The shut down is costing the company time and money but ExxonMobil said the prolonged shut down “underlines our commitment to ensuring safe and reliable operations”.
A community update by plant manager Jacob McAlister said: “Our operations remain temporarily shut down.
“We are still finalising timescales, but we estimate returning to operations at some point during the fourth quarter of this year.
“This move gives us the extra time to thoroughly understand and address the mechanical issues with our boilers, while also undertaking a programme of wider preventative work that will further improve reliability when we re-start the plant.
“This temporary shut-down has a significant commercial and operational impact for our company, but it underlines our commitment to ensuring safe and reliable operations.”
The company believe it’ll be November before the plant starts up again and he added: “Over the coming days, you may see a small amount of steam from our elevated flare stack.
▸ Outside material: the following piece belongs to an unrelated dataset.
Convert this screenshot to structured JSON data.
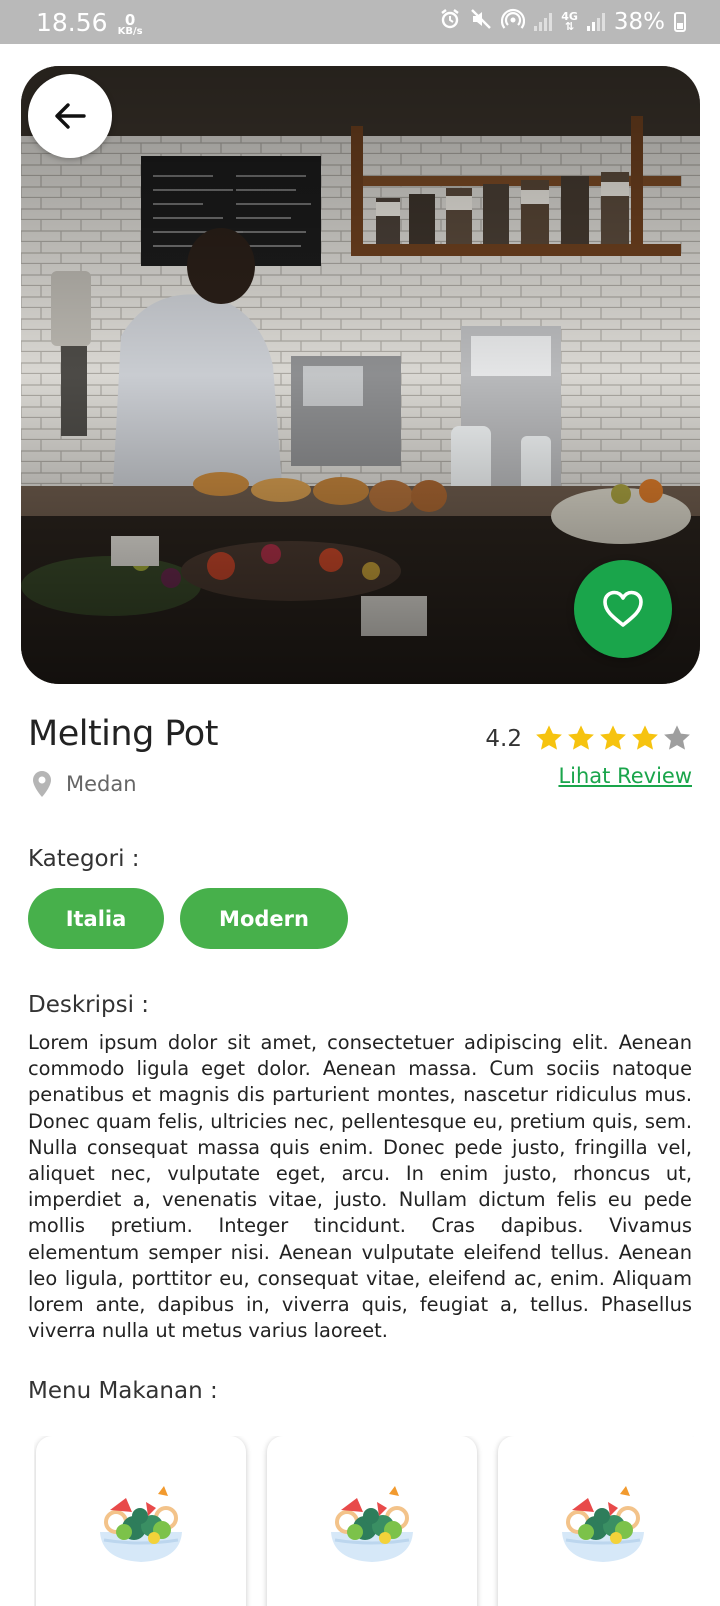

“This is from a temporary steam source we have installed simply to keep equipment warm as we progress our maintenance work.
“Our team continues working 24/7 to complete this work, and we will continue to keep you informed on progress.”
Last week the operators at Mossmorran were ordered to “move faster” to deal with the impacts of flaring at the chemical plants.
The Scottish Environment Protection Agency (SEPA) served permit variations on both ExxonMobil and Shell UK to lock in compliance at their sites.
The regulator requires both operators to implement the best available techniques in the shortest timeframe possible.
The environment agency were unimpressed by the current plans to upgrade the plant and demanded a reduction in the impacts of flaring on local communities.
SEPA said that flaring, an important safety feature of industrial facilities, must become the “exception rather than routine”.
ExxonMobil has two months to come up with a plan for new ground flare technology, while Shell has until the end of January for a plan for a totally enclosed ground flare system.